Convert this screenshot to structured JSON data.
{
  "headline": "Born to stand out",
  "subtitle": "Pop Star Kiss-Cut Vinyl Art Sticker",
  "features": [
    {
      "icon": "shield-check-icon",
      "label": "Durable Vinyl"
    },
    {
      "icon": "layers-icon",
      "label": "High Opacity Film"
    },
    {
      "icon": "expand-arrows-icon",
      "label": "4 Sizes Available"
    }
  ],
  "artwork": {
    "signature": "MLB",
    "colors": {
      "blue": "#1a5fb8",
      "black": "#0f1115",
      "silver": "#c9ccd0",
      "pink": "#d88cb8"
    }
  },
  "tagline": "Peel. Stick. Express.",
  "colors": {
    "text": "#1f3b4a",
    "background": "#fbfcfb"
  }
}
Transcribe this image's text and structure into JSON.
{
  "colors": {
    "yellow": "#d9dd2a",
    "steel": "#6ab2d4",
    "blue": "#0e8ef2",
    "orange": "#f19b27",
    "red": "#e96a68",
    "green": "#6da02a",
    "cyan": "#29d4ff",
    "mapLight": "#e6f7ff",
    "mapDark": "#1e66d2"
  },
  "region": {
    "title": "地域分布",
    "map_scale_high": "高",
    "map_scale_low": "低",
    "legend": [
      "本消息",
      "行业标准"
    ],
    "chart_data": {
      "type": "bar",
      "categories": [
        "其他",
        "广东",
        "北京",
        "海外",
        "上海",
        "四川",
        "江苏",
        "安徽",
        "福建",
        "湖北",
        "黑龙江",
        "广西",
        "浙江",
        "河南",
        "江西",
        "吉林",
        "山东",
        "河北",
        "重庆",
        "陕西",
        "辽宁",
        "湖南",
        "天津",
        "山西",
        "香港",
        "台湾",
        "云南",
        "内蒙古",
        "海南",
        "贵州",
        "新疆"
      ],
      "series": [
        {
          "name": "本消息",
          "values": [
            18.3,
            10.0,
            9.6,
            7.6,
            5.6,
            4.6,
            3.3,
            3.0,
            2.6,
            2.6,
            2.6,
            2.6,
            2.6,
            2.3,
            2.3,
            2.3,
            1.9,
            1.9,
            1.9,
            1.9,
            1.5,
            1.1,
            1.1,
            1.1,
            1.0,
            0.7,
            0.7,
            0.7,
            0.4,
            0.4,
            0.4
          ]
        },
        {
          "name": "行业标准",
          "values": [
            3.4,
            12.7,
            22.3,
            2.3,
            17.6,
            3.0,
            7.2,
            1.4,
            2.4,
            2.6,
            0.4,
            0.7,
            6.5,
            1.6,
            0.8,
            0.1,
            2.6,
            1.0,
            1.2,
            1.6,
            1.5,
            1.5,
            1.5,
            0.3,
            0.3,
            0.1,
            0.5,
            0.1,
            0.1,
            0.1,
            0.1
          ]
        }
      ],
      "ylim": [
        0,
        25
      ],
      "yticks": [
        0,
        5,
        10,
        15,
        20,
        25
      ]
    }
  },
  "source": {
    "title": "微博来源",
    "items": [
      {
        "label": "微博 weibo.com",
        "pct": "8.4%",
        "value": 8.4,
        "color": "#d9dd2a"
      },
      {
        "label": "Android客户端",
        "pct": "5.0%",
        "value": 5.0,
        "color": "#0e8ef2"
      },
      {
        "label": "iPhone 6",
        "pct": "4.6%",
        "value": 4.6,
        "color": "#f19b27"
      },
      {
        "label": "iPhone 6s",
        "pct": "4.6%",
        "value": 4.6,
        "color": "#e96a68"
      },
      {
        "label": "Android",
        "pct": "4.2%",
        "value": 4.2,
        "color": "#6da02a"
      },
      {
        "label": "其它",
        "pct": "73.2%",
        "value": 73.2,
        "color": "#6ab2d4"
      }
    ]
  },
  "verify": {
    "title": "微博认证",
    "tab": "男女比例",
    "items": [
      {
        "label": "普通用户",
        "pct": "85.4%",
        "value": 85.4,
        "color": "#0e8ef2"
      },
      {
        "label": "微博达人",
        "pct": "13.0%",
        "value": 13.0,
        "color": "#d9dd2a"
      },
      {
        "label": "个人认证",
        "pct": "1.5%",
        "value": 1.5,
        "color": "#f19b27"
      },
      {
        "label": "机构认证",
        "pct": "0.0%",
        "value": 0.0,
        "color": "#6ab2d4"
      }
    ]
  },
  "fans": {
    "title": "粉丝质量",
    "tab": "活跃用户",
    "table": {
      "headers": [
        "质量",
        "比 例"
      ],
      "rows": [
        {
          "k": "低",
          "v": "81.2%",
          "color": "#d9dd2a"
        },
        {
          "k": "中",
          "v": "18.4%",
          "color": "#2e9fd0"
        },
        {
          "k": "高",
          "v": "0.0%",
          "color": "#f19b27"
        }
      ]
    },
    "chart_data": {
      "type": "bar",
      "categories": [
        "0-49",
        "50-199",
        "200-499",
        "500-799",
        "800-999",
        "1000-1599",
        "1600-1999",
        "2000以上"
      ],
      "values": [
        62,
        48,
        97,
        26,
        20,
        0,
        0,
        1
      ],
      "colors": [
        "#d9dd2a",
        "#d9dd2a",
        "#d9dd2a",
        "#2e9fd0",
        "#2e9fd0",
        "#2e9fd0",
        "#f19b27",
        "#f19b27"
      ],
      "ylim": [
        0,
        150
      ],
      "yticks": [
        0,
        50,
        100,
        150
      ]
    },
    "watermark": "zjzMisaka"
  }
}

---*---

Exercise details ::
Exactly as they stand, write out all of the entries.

Exercise result ::
Convert this screenshot to structured JSON data.
{
  "headline": "Born to stand out",
  "subtitle": "Pop Star Kiss-Cut Vinyl Art Sticker",
  "features": [
    {
      "icon": "shield-check-icon",
      "label": "Durable Vinyl"
    },
    {
      "icon": "layers-icon",
      "label": "High Opacity Film"
    },
    {
      "icon": "expand-arrows-icon",
      "label": "4 Sizes Available"
    }
  ],
  "artwork": {
    "signature": "MLB",
    "colors": {
      "blue": "#1a5fb8",
      "black": "#0f1115",
      "silver": "#c9ccd0",
      "pink": "#d88cb8"
    }
  },
  "tagline": "Peel. Stick. Express.",
  "colors": {
    "text": "#1f3b4a",
    "background": "#fbfcfb"
  }
}
Transcribe this image's text and structure into JSON.
{
  "colors": {
    "yellow": "#d9dd2a",
    "steel": "#6ab2d4",
    "blue": "#0e8ef2",
    "orange": "#f19b27",
    "red": "#e96a68",
    "green": "#6da02a",
    "cyan": "#29d4ff",
    "mapLight": "#e6f7ff",
    "mapDark": "#1e66d2"
  },
  "region": {
    "title": "地域分布",
    "map_scale_high": "高",
    "map_scale_low": "低",
    "legend": [
      "本消息",
      "行业标准"
    ],
    "chart_data": {
      "type": "bar",
      "categories": [
        "其他",
        "广东",
        "北京",
        "海外",
        "上海",
        "四川",
        "江苏",
        "安徽",
        "福建",
        "湖北",
        "黑龙江",
        "广西",
        "浙江",
        "河南",
        "江西",
        "吉林",
        "山东",
        "河北",
        "重庆",
        "陕西",
        "辽宁",
        "湖南",
        "天津",
        "山西",
        "香港",
        "台湾",
        "云南",
        "内蒙古",
        "海南",
        "贵州",
        "新疆"
      ],
      "series": [
        {
          "name": "本消息",
          "values": [
            18.3,
            10.0,
            9.6,
            7.6,
            5.6,
            4.6,
            3.3,
            3.0,
            2.6,
            2.6,
            2.6,
            2.6,
            2.6,
            2.3,
            2.3,
            2.3,
            1.9,
            1.9,
            1.9,
            1.9,
            1.5,
            1.1,
            1.1,
            1.1,
            1.0,
            0.7,
            0.7,
            0.7,
            0.4,
            0.4,
            0.4
          ]
        },
        {
          "name": "行业标准",
          "values": [
            3.4,
            12.7,
            22.3,
            2.3,
            17.6,
            3.0,
            7.2,
            1.4,
            2.4,
            2.6,
            0.4,
            0.7,
            6.5,
            1.6,
            0.8,
            0.1,
            2.6,
            1.0,
            1.2,
            1.6,
            1.5,
            1.5,
            1.5,
            0.3,
            0.3,
            0.1,
            0.5,
            0.1,
            0.1,
            0.1,
            0.1
          ]
        }
      ],
      "ylim": [
        0,
        25
      ],
      "yticks": [
        0,
        5,
        10,
        15,
        20,
        25
      ]
    }
  },
  "source": {
    "title": "微博来源",
    "items": [
      {
        "label": "微博 weibo.com",
        "pct": "8.4%",
        "value": 8.4,
        "color": "#d9dd2a"
      },
      {
        "label": "Android客户端",
        "pct": "5.0%",
        "value": 5.0,
        "color": "#0e8ef2"
      },
      {
        "label": "iPhone 6",
        "pct": "4.6%",
        "value": 4.6,
        "color": "#f19b27"
      },
      {
        "label": "iPhone 6s",
        "pct": "4.6%",
        "value": 4.6,
        "color": "#e96a68"
      },
      {
        "label": "Android",
        "pct": "4.2%",
        "value": 4.2,
        "color": "#6da02a"
      },
      {
        "label": "其它",
        "pct": "73.2%",
        "value": 73.2,
        "color": "#6ab2d4"
      }
    ]
  },
  "verify": {
    "title": "微博认证",
    "tab": "男女比例",
    "items": [
      {
        "label": "普通用户",
        "pct": "85.4%",
        "value": 85.4,
        "color": "#0e8ef2"
      },
      {
        "label": "微博达人",
        "pct": "13.0%",
        "value": 13.0,
        "color": "#d9dd2a"
      },
      {
        "label": "个人认证",
        "pct": "1.5%",
        "value": 1.5,
        "color": "#f19b27"
      },
      {
        "label": "机构认证",
        "pct": "0.0%",
        "value": 0.0,
        "color": "#6ab2d4"
      }
    ]
  },
  "fans": {
    "title": "粉丝质量",
    "tab": "活跃用户",
    "table": {
      "headers": [
        "质量",
        "比 例"
      ],
      "rows": [
        {
          "k": "低",
          "v": "81.2%",
          "color": "#d9dd2a"
        },
        {
          "k": "中",
          "v": "18.4%",
          "color": "#2e9fd0"
        },
        {
          "k": "高",
          "v": "0.0%",
          "color": "#f19b27"
        }
      ]
    },
    "chart_data": {
      "type": "bar",
      "categories": [
        "0-49",
        "50-199",
        "200-499",
        "500-799",
        "800-999",
        "1000-1599",
        "1600-1999",
        "2000以上"
      ],
      "values": [
        62,
        48,
        97,
        26,
        20,
        0,
        0,
        1
      ],
      "colors": [
        "#d9dd2a",
        "#d9dd2a",
        "#d9dd2a",
        "#2e9fd0",
        "#2e9fd0",
        "#2e9fd0",
        "#f19b27",
        "#f19b27"
      ],
      "ylim": [
        0,
        150
      ],
      "yticks": [
        0,
        50,
        100,
        150
      ]
    },
    "watermark": "zjzMisaka"
  }
}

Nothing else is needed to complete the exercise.